* [WHAT THE EXERCISE ASKS] Copy each line below that has "Direktori".

[[ RECORD EXTRACTS, beginning ]]

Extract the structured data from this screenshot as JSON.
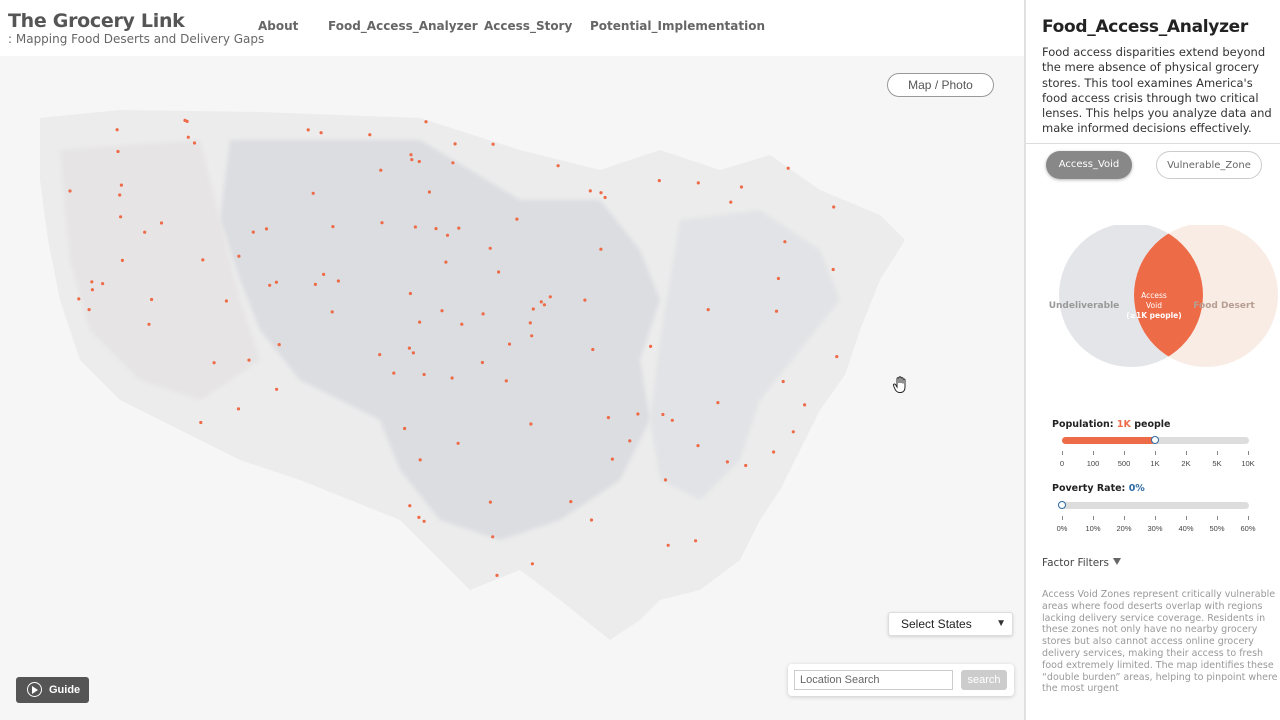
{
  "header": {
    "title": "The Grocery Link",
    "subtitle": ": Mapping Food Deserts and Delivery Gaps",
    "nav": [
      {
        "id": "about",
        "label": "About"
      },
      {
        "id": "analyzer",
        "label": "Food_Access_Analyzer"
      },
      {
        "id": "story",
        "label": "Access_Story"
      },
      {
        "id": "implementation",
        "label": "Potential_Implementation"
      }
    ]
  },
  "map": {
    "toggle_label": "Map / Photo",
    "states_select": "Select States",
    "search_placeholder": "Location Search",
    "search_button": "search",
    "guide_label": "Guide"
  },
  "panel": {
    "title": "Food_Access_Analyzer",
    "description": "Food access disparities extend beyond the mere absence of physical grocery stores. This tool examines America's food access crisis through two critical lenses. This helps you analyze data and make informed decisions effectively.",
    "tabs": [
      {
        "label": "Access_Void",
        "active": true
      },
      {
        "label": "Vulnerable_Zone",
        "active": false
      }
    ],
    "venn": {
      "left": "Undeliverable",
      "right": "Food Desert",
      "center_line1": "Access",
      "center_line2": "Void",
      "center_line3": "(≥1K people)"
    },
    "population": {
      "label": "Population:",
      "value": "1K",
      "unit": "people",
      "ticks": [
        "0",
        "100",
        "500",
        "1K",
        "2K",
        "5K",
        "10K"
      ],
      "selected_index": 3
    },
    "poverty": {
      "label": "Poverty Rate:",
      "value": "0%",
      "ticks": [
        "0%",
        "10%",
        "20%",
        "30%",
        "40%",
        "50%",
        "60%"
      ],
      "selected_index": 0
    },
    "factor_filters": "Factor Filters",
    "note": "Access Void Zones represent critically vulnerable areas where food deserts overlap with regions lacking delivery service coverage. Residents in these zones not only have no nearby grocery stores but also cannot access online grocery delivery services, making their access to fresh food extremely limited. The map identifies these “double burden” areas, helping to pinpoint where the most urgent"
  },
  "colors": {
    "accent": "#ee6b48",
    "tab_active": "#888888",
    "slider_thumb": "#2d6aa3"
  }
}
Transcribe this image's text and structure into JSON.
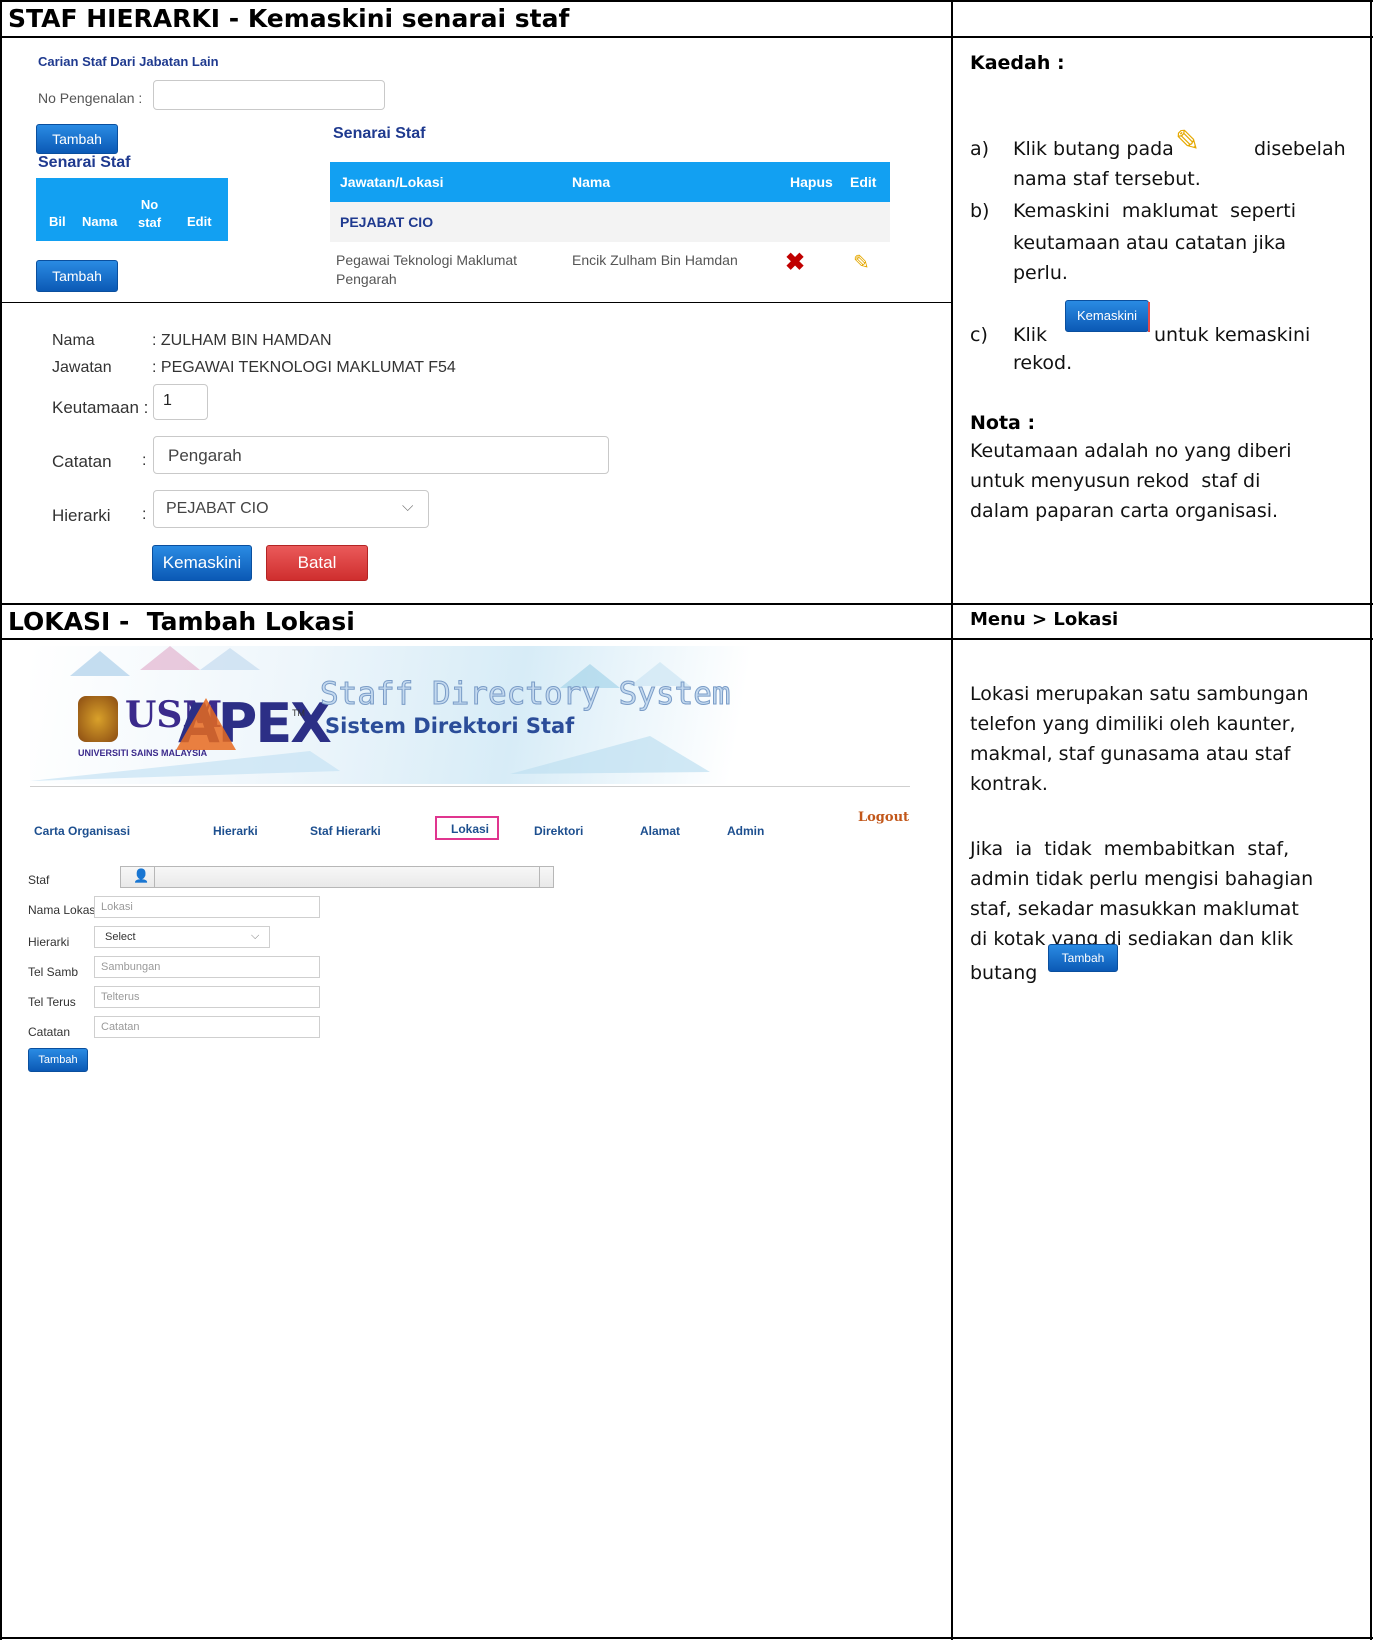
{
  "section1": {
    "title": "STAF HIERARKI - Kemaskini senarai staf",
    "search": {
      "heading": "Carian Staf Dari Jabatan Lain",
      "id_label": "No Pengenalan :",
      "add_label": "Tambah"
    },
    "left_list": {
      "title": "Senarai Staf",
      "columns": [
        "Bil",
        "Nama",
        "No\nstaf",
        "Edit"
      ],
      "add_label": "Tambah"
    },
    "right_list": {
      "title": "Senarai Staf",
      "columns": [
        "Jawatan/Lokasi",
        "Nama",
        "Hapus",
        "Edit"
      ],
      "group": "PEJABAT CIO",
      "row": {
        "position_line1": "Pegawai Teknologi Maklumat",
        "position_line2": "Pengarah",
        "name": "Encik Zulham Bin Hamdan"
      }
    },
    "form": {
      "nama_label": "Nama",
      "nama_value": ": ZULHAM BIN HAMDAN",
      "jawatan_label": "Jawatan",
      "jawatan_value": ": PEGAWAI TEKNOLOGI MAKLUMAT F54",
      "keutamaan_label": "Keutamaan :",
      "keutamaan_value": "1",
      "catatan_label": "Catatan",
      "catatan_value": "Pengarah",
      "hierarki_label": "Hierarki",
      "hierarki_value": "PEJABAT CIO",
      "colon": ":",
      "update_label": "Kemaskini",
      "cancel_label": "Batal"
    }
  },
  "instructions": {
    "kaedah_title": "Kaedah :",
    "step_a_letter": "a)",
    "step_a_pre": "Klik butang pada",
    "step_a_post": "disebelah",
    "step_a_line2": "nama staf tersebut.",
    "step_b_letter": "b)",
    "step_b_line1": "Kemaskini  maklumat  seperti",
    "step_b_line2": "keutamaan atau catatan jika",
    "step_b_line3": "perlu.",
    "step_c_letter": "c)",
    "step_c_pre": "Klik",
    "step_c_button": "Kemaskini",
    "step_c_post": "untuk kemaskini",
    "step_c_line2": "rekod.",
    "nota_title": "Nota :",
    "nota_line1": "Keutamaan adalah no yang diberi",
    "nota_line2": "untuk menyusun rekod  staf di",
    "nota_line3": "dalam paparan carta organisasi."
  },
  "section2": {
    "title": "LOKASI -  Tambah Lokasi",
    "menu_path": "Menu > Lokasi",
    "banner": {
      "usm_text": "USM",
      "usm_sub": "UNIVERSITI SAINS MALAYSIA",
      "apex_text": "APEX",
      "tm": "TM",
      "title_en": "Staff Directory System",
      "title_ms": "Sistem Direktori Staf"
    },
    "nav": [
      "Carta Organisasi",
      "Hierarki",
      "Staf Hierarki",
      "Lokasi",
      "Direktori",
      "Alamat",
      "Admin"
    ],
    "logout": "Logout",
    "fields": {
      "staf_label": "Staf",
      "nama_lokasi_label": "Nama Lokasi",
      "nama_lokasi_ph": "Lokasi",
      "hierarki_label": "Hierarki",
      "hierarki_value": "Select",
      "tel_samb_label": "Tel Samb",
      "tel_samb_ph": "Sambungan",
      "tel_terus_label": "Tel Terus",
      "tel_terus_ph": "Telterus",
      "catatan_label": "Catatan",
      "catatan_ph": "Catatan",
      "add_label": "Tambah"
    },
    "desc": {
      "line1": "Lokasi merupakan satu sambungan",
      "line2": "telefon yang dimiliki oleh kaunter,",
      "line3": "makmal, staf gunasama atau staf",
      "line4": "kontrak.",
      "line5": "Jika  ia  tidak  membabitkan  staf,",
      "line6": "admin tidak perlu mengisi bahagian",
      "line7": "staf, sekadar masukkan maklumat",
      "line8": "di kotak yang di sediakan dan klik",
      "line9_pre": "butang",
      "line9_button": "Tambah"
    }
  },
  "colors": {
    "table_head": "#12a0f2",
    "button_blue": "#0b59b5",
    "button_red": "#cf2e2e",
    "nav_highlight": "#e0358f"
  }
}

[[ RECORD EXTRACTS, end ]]

* [TASK SOLUTION]
      "title_ms": "Sistem Direktori Staf"
      "Direktori",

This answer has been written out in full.